The Kgosi Sechele I Museum in Molepolole has started a project to develop a monument park in honour of the man after whom it is named.
The centerpiece of the park will be a statue of Sechele who is revered as one of the ablest Batswana rulers of his time. The park will be located in Ntsweng, the Bakwena capital from 1864 until 1937 when, with the aid of colonial administrators, Kgari II controversially relocated it to present-day Molepolole.
Born in 1810 to Motswasele II, Sechele I was kgosi of the Bakwena from 1829 until his death in 1892. He was David Livingstone’s first convert to Christianity and also learnt how to read and write from the Scottish missionary. Under Sechele’s rule, Kweneng became a prosperous trading state.
His short bio in the project proposal says that by the late 1840s, Sechele had gained control of the booming trans-Kgalagadi trade in ivory and, later, ostrich feathers. The extract reads further:
“After 1850 many BaTswana, sometimes whole merafe, fled the Boers in the Western Transvaal and took refuge with Sechele. The most numerous of these were the Mmanaana Kgatla of Mosielele. In 1852 a Boer commando invaded the Kweneng, demanding that Sechele turn over Mosielele and accept Boer suzerainty. Sechele refused and an inconclusive battle, at Dimawe, ensued. In 1853 Sechele travelled to Cape Town and petitioned Queen Victoria to disallow the Sand River Convention and permit him to buy guns to defend himself against the Boers. His request was refused, but guns, and even a canon, were later smuggled into the Kweneng. The BaKwena and their allies also moved to Dithubaruba Hill, where stone fortifications were built, deterring a second Boer attack.”

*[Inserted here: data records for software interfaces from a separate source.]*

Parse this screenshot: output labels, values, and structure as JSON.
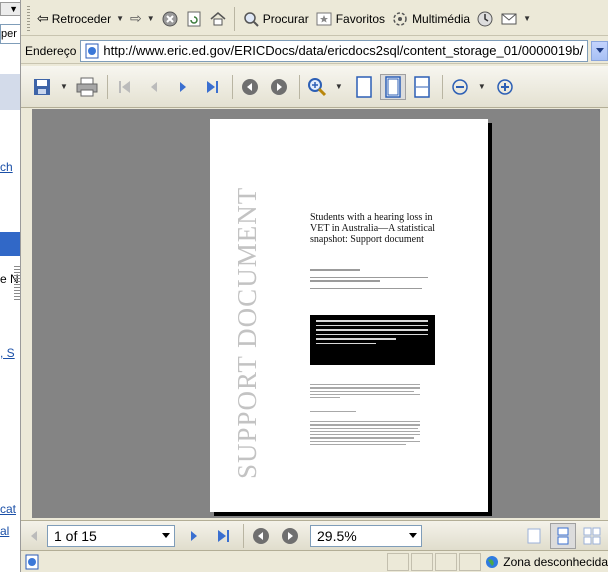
{
  "left_strip": {
    "dropdown_fragment": "▼",
    "field_fragment": "per",
    "link1_fragment": "ch",
    "text_fragment": "e N",
    "link2_fragment": ", S",
    "link3_fragment": "cat",
    "link4_fragment": "al"
  },
  "toolbar": {
    "back_label": "Retroceder",
    "search_label": "Procurar",
    "favorites_label": "Favoritos",
    "media_label": "Multimédia"
  },
  "address": {
    "label": "Endereço",
    "url": "http://www.eric.ed.gov/ERICDocs/data/ericdocs2sql/content_storage_01/0000019b/"
  },
  "document": {
    "vertical_title": "SUPPORT DOCUMENT",
    "title": "Students with a hearing loss in VET in Australia—A statistical snapshot: Support document"
  },
  "navigation": {
    "page_indicator": "1 of 15",
    "zoom": "29.5%"
  },
  "status": {
    "zone_label": "Zona desconhecida"
  },
  "colors": {
    "chrome": "#ece9d8",
    "viewer_bg": "#848484",
    "link": "#1a4fa7"
  }
}
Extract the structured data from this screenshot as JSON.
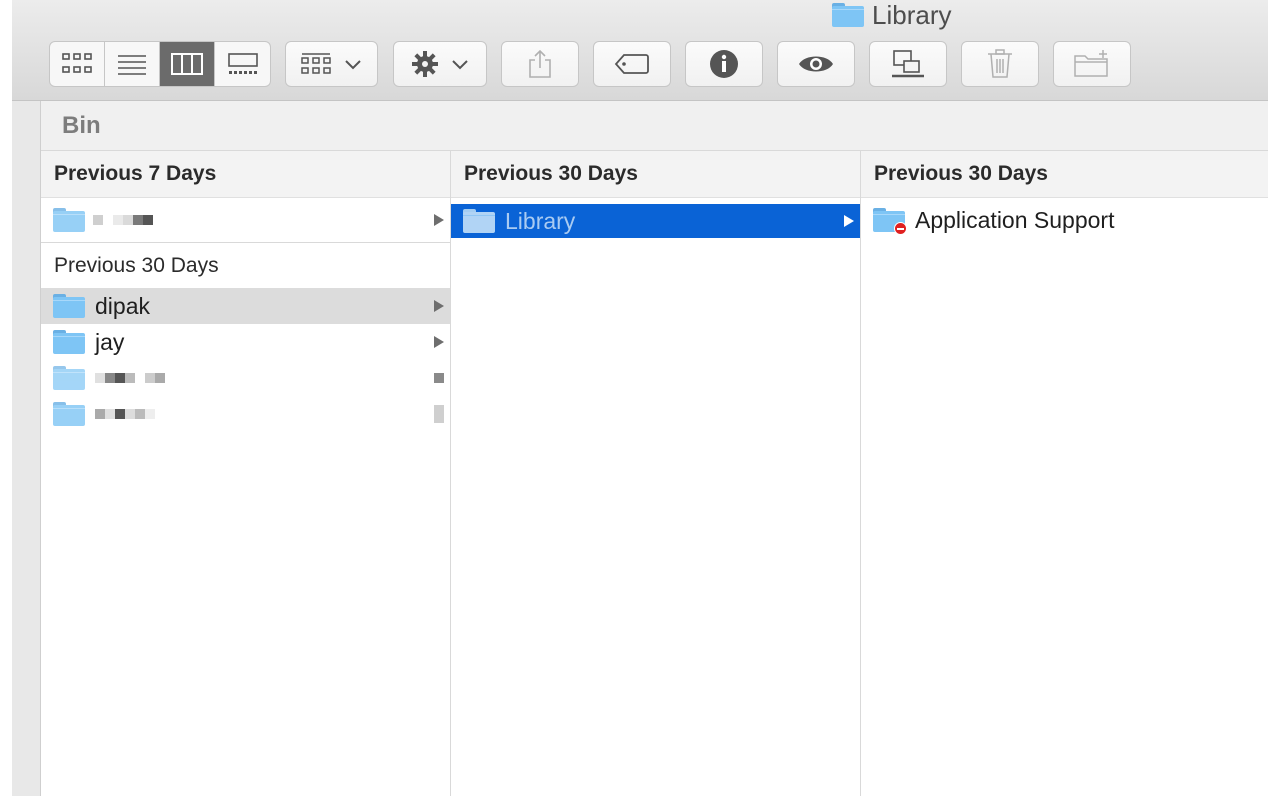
{
  "window": {
    "title": "Library"
  },
  "toolbar": {
    "view_modes": [
      "icon-view",
      "list-view",
      "column-view",
      "gallery-view"
    ],
    "active_view": "column-view",
    "buttons": [
      "group-by",
      "action",
      "share",
      "tags",
      "get-info",
      "quick-look",
      "connect-to-server",
      "trash",
      "new-folder"
    ]
  },
  "pathbar": {
    "label": "Bin"
  },
  "columns": [
    {
      "header": "Previous 7 Days",
      "section2": "Previous 30 Days",
      "items": [
        {
          "label": "dipak"
        },
        {
          "label": "jay"
        }
      ]
    },
    {
      "header": "Previous 30 Days",
      "items": [
        {
          "label": "Library"
        }
      ]
    },
    {
      "header": "Previous 30 Days",
      "items": [
        {
          "label": "Application Support"
        }
      ]
    }
  ],
  "colors": {
    "selection_blue": "#0a63d6",
    "folder_blue": "#7ec5f5",
    "selection_gray": "#dcdcdc"
  }
}
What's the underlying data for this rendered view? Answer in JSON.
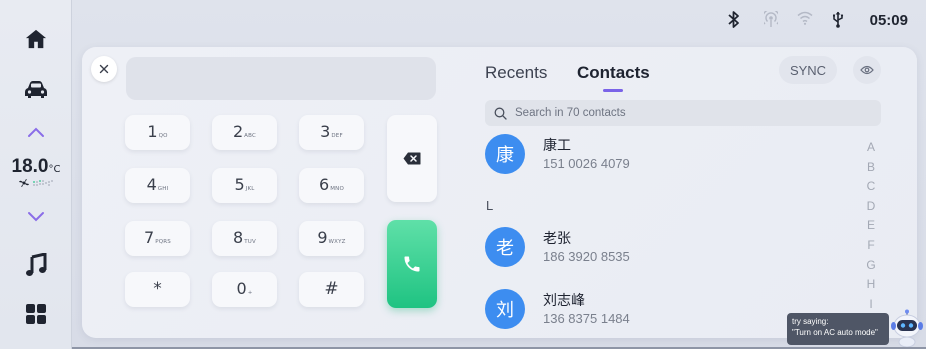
{
  "status_bar": {
    "time": "05:09",
    "icons": [
      "bluetooth-icon",
      "hotspot-icon",
      "wifi-icon",
      "usb-icon"
    ]
  },
  "sidebar": {
    "items": [
      {
        "name": "home",
        "icon": "home-icon"
      },
      {
        "name": "vehicle",
        "icon": "car-icon"
      },
      {
        "name": "temp-up",
        "icon": "chevron-up-icon"
      },
      {
        "name": "temp-down",
        "icon": "chevron-down-icon"
      },
      {
        "name": "music",
        "icon": "music-note-icon"
      },
      {
        "name": "apps",
        "icon": "apps-grid-icon"
      }
    ],
    "climate": {
      "temperature": "18.0",
      "unit": "°C",
      "fan_icon": "fan-icon"
    },
    "accent_color": "#8a6de8"
  },
  "dialer": {
    "display_value": "",
    "keys": [
      {
        "main": "1",
        "sub": "QO"
      },
      {
        "main": "2",
        "sub": "ABC"
      },
      {
        "main": "3",
        "sub": "DEF"
      },
      {
        "main": "4",
        "sub": "GHI"
      },
      {
        "main": "5",
        "sub": "JKL"
      },
      {
        "main": "6",
        "sub": "MNO"
      },
      {
        "main": "7",
        "sub": "PQRS"
      },
      {
        "main": "8",
        "sub": "TUV"
      },
      {
        "main": "9",
        "sub": "WXYZ"
      },
      {
        "main": "*",
        "sub": ""
      },
      {
        "main": "0",
        "sub": "+"
      },
      {
        "main": "#",
        "sub": ""
      }
    ],
    "call_color": "#1fc382"
  },
  "contacts_panel": {
    "tabs": [
      {
        "label": "Recents",
        "active": false
      },
      {
        "label": "Contacts",
        "active": true
      }
    ],
    "sync_label": "SYNC",
    "search_placeholder": "Search in 70 contacts",
    "section_letter": "L",
    "contacts": [
      {
        "avatar": "康",
        "name": "康工",
        "phone": "151 0026 4079"
      },
      {
        "avatar": "老",
        "name": "老张",
        "phone": "186 3920 8535"
      },
      {
        "avatar": "刘",
        "name": "刘志峰",
        "phone": "136 8375 1484"
      }
    ],
    "alpha_index": [
      "A",
      "B",
      "C",
      "D",
      "E",
      "F",
      "G",
      "H",
      "I"
    ],
    "avatar_color": "#3d8df0",
    "tab_indicator_color": "#7a63e8"
  },
  "assistant": {
    "hint_line1": "try saying:",
    "hint_line2": "\"Turn on AC auto mode\""
  }
}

The canon story is even more interesting. Somehow it ended up not at the Kgosi Sechele I Museum in Molepolole but at a similar facility in Mafikeng, South Africa.
Sechele also dabbled in the political intrigue of his time and in one important episode influenced the chain of events that gave Botswana its present-day leader. Having helped place Macheng on the Bangwato throne in 1857, Sechele helped Khama III (President Ian Khama’s great-grandfather) overthrow him in 1872.

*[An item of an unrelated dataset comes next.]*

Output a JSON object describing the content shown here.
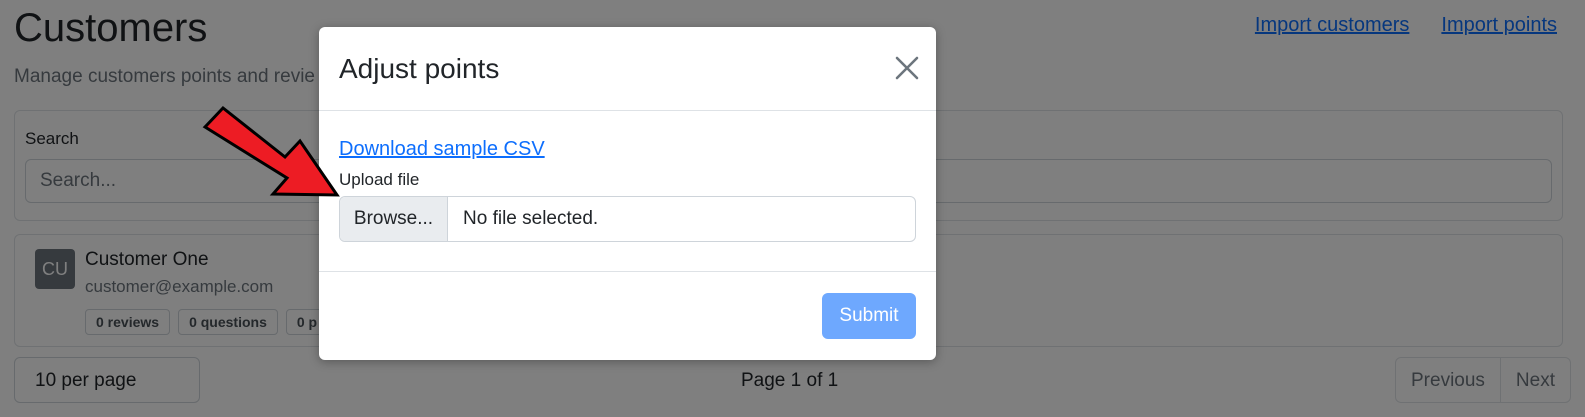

Sechele was succeeded by his son Sebele I, who together with Khama III and Bathoen I, made the historic journey to England in 1895 to prevent the take-over of their territories by Cecil Rhodes’ British South Africa Company. The Three Dikgosi Monument at the new CBD in Gaborone honours the trio for this feat.
The second stage of the project started a fortnight ago when a kgotla meeting was held at the main kgotla in Molepolole to brief residents. In as far as this goes, the publicity committee is to brief all tribes in the Kweneng district about the project. Last Thursday, the committee briefed Kweneng people resident in Gaborone at the National Museum. The project also entails developing Dithubaruba Heritage trail map; engaging an archeologist to compile a comprehensive site inventory; identifying and designing tourism- and leisure-related facilities; identifying potential property developers for different facilities; selection of different engineering experts according to the facilities to be developed; and, construction of the facilities according to phases.

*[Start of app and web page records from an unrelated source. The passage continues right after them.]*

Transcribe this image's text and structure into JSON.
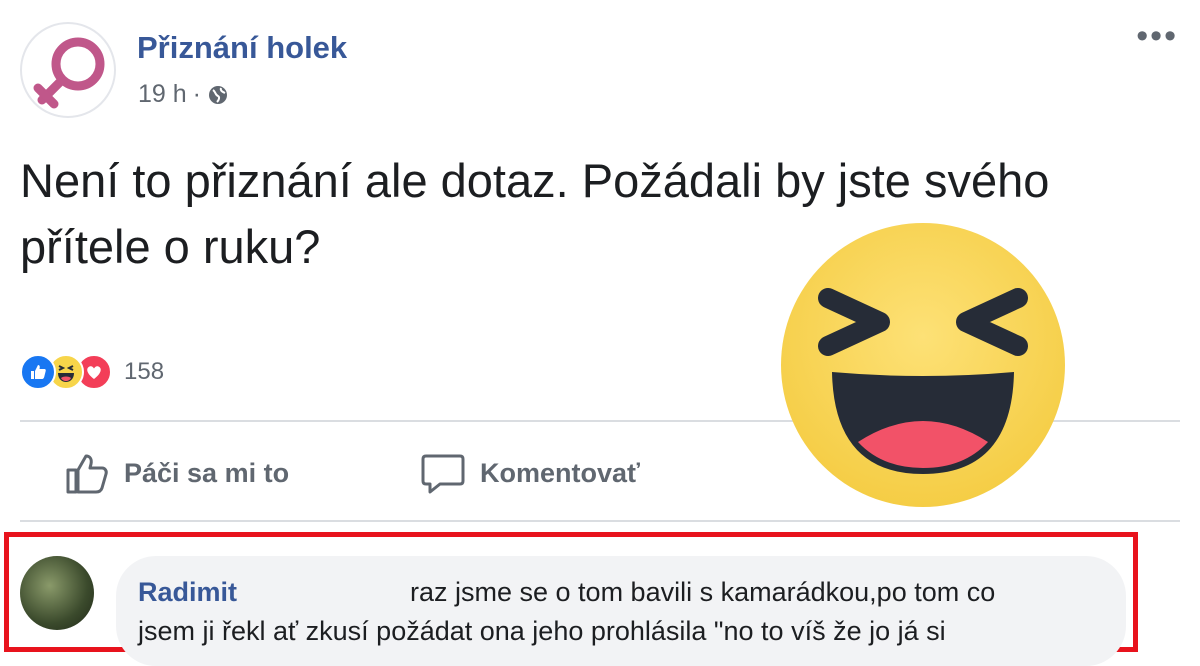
{
  "post": {
    "page_name": "Přiznání holek",
    "time": "19 h",
    "separator": "·",
    "text": "Není to přiznání ale dotaz. Požádali by jste svého přítele o ruku?",
    "reaction_count": "158",
    "reaction_icons": [
      "like-icon",
      "haha-icon",
      "love-icon"
    ]
  },
  "actions": {
    "like_label": "Páči sa mi to",
    "comment_label": "Komentovať"
  },
  "comment": {
    "author": "Radimit",
    "line1": "raz jsme se o tom bavili s kamarádkou,po tom co",
    "line2": "jsem ji řekl ať zkusí požádat ona jeho prohlásila \"no to víš že jo já si"
  },
  "colors": {
    "brand_blue": "#385898",
    "like_blue": "#1877f2",
    "love_red": "#f33e58",
    "haha_yellow": "#f7d54a",
    "highlight_red": "#e8131d",
    "logo_pink": "#c0578a"
  }
}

Experts needed for this project are an artist to mould and erect the statue; an archeologist to conduct a detailed archaeological inventory of the entire site; and, an architectural conservator to map areas (that include campsites, restaurant, museum complex, car park and water points) to be developed. Other positions are project manager, fundraising manager and executive manager who will act as chairperson.
Inclusive of the 24 months for the construction of the statue, the project is expected to take five years.